This guest blog was written by Peter G. Prontzos, Professor Emeritus in Political Science and Interdisciplinary Studies at Langara College in Vancouver.
Council of Canadians Honorary Chairperson Maude Barlow was in Vancouver on October 18 to meet with a group of city councillors. The purpose of the meeting was to encourage Vancouver to become a Blue Community.
Barlow was accompanied by leaders from several organizations who expressed support for the proposal. This is the first step towards seeing Vancouver join a growing list of municipalities across the globe in this important movement for human rights and to eliminate the use and sales of bottled water in city-run premises and events.
Barlow has been central to the creation of Blue Communities. She has been awarded 14 honorary doctorates, and was appointed Senior Advisor on Water by the 63rd President of the United Nations General Assembly (Miguel D’Escoto). One result was a UN declaration that access to water is a human right.
(At one of the teleconferences that Noam Chomsky did with my political science classes, a student asked a question about corporate globalization. Chomsky began by stating that resistance is not futile, and went on to cite the vital contribution made by Barlow and the Council of Canadians in defeating of the corporate-friendly trade deal known as the Multilateral Agreement on Investment, the MAI).
Barlow has written 19 books, and her latest is, Whose Water Is It, Anyway? Taking Water Protection Into Public Hands (ECW Press)
In it, she points out that the climate emergency is, unfortunately, not just about rising temperatures and tropical hurricanes.
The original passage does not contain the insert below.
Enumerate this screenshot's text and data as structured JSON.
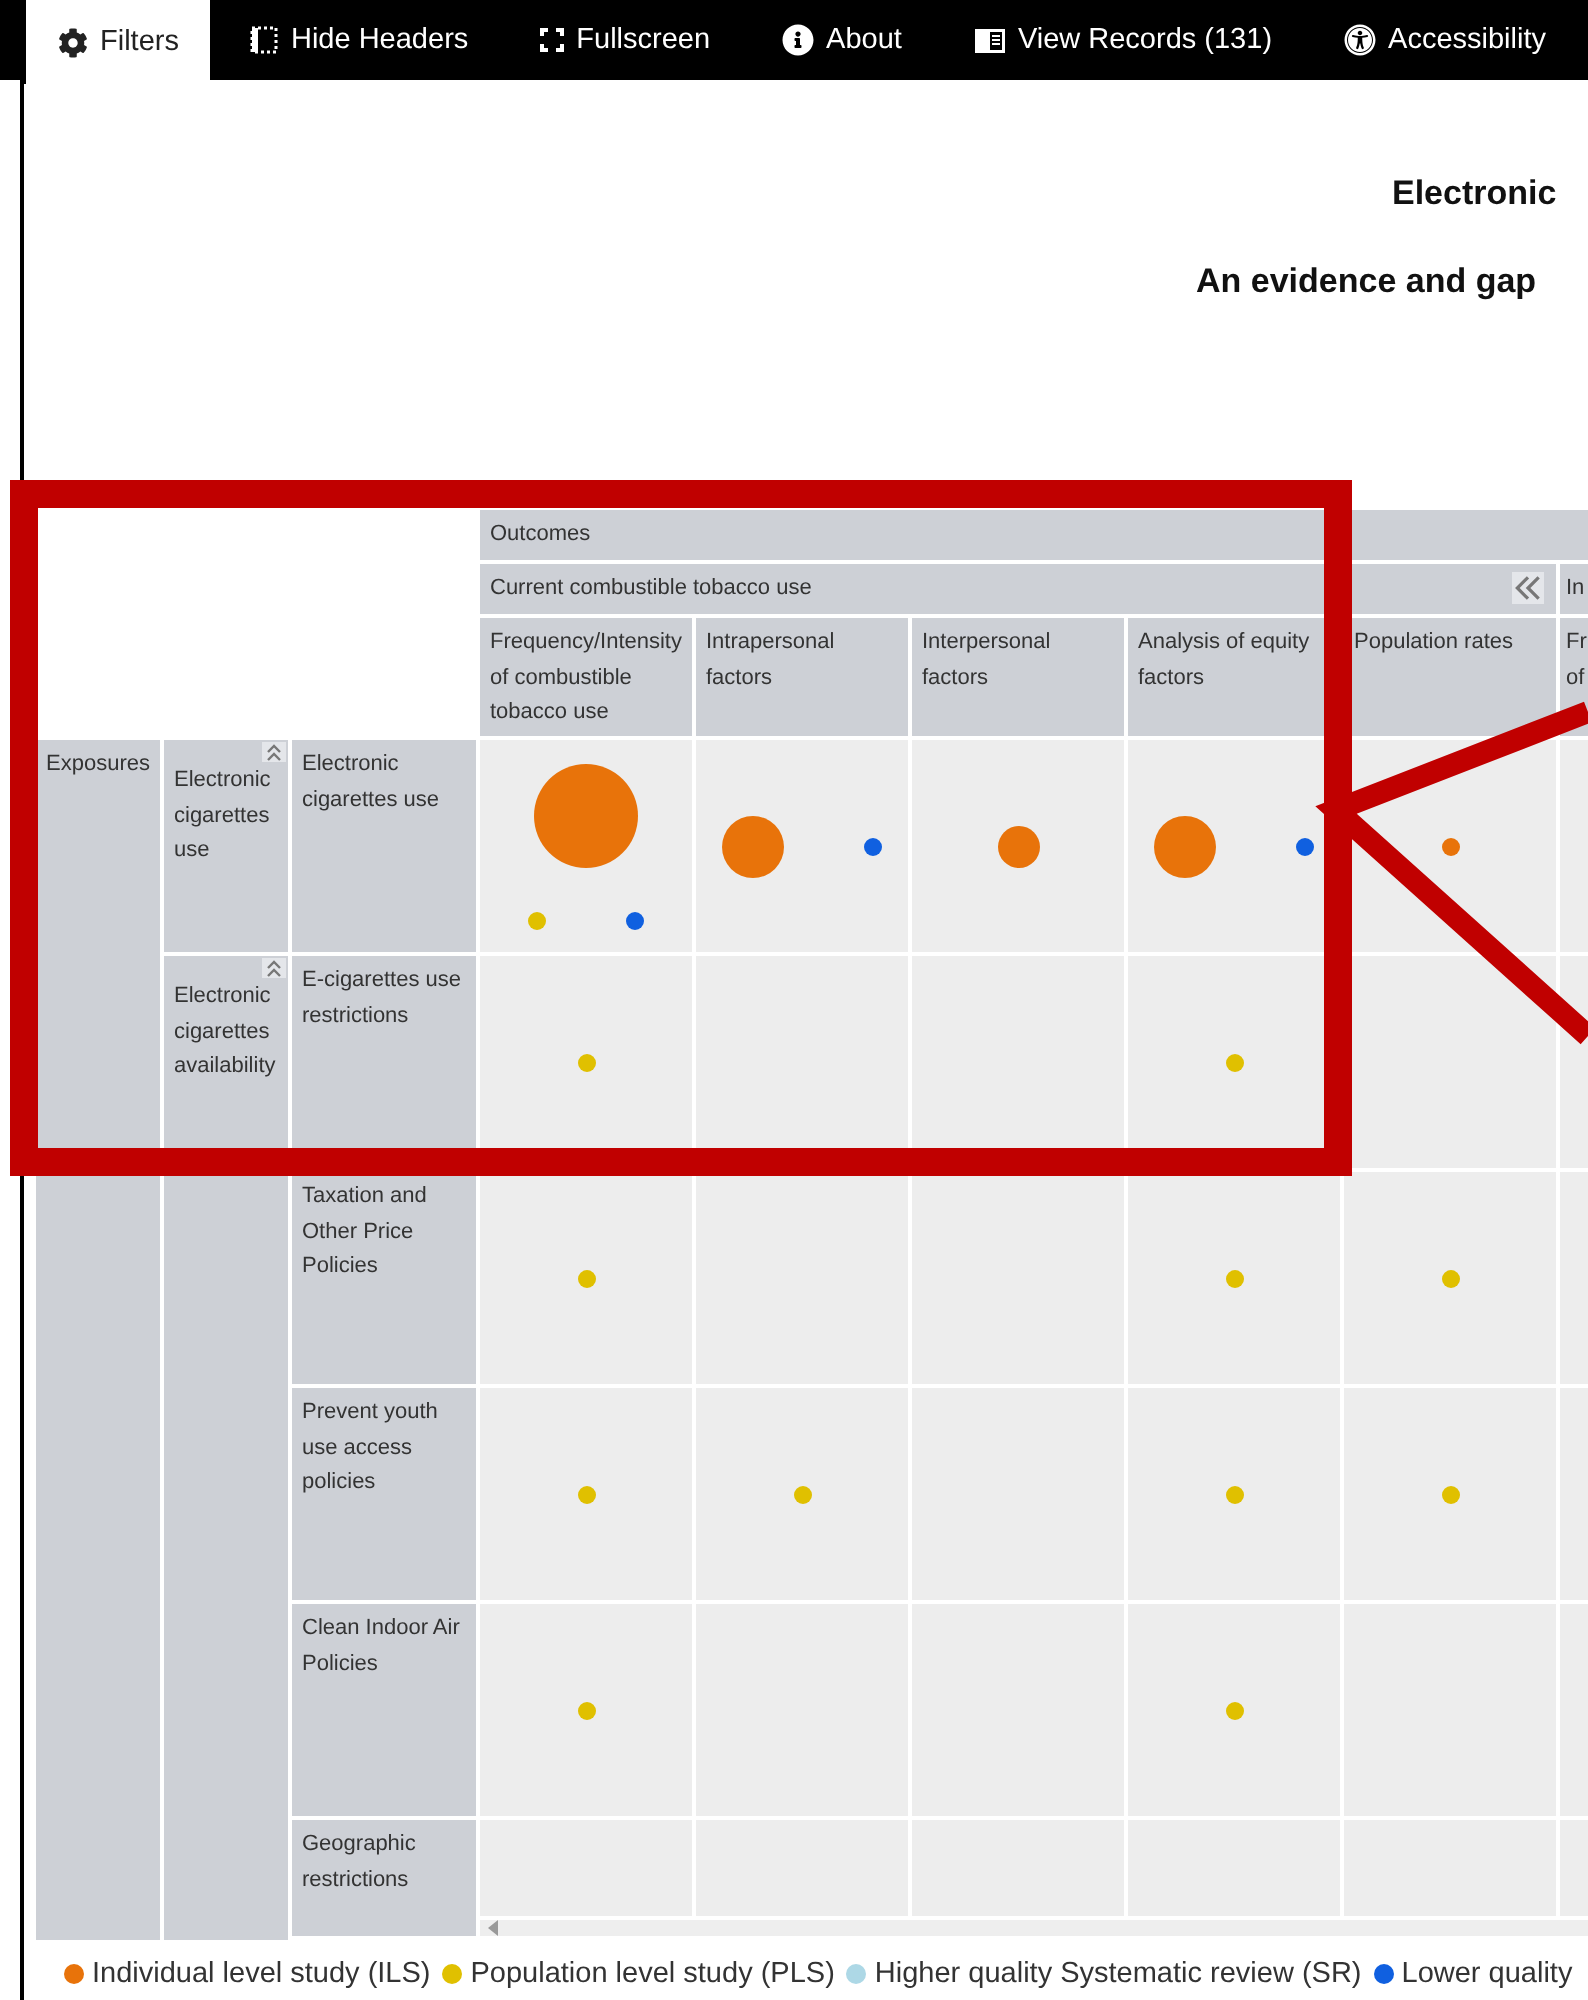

Among the many threats that we all face, the potential for a global water shortage is one of the most frightening.
Just last year, the UN’s World Water Development Report said that, “3.6 billion people live in areas that are water scarce for at least a month per year.” If we do not take serious steps to address the problem, it will “increase to as many as 5.7 billion people by 2050.”
Most Canadians tend to take our water supplies for granted. (Except, of course, on 56 Indigenous reserves, where “Third World conditions” – as described by the CBC – mean that there still is no safe drinking water). Unfortunately, there are several other problems that threaten access to clean water in the “True North.” Fortunately, we have Barlow to explain both the threats and the possible solutions to these critical problems.
One of the major problems is privatization: selling a community’s water rights to private – usually foreign – multinational corporations. This is the case in British Columbia, where Nestlé’s bottled water operations faced opposition from communities trying to protect their water. Despite the 2015 drought and the threat of future water shortages, Nestlé continues to extract 265 million litres per year from a well in Hope, located on Sto:lo Territory. That well connects to a nearby aquifer that 6,000 residents rely on for drinking and sanitation.
To be fair, the previous provincial Liberal government did come to an agreement. Nestlé has to pay for our water – all of $2.25 for every one million litres that they extract. That’s not a typo. (Nestlé is one of the world’s largest corporations with annual revenues of $92 billion).
Barlow also discusses the danger from trade treaties that Canada has signed. The Free Trade Agreement (FTA) that the Mulroney government made with the U.S. led the way in eroding the rights of states to control their own water supplies. Under the FTA and subsequent trade deals, our water became a commodity that, under certain conditions, we would have to export, primarily to the United States.
Another threat to access to water is the, “degradation of the lands and forests that replenish the world’s freshwater sources.” Barlow cites the World Health Organization, which reported that over 2 billion people, “drink water with feces…killing more than half a million people per year.” The human right to water for sanitation is also a central issue.
Another concern is the enormous energy required to bottle water and ship to it market. It takes “the equivalent of about 160 million barrels of oil – up to 2,000 times the energy required to produce the equivalent volume of tap water.”
Plastic pollution is another growing danger.
In 2009, the “Blue Communities” Project came in response to these existential threats. Organized by the Council of Canadians and the Canadian Union of Public Employees (CUPE), hundreds of working people, environmentalists, and Indigenous representatives met in Ottawa to begin working “to promote public water management and public drinking water.”
In B.C., a number of communities have protected their water supplies from privatization and increased water rates, including Burnaby, Abbotsford, and White Rock. In 2011, the Union of B.C. Municipalities passed a resolution supporting Blue Communities. Barlow is now working with Vancouver residents to help make the city “Blue.” When that happens, Vancouver will join 27 other cities and First Nations across Canada, including Montreal and Thunder Bay, which have taken the plunge.
Globally, a number of cities, including Bern, Switzerland, Thessaloniki, Greece, and Cadiz, Spain have also joined the Blue wave.
In her book, Barlow explains how people can organize locally to start the Blue Community process in municipalities, educational institutions, and places of worship, and she stresses the need to include public sector workers in the process. Sample water resolutions are provided to help citizens get involved.
The time is now.
If you are interested in helping to make your community a Blue Community, contact the Council of Canadians at firstname.lastname@example.org or call toll-free 1-800-387-7177.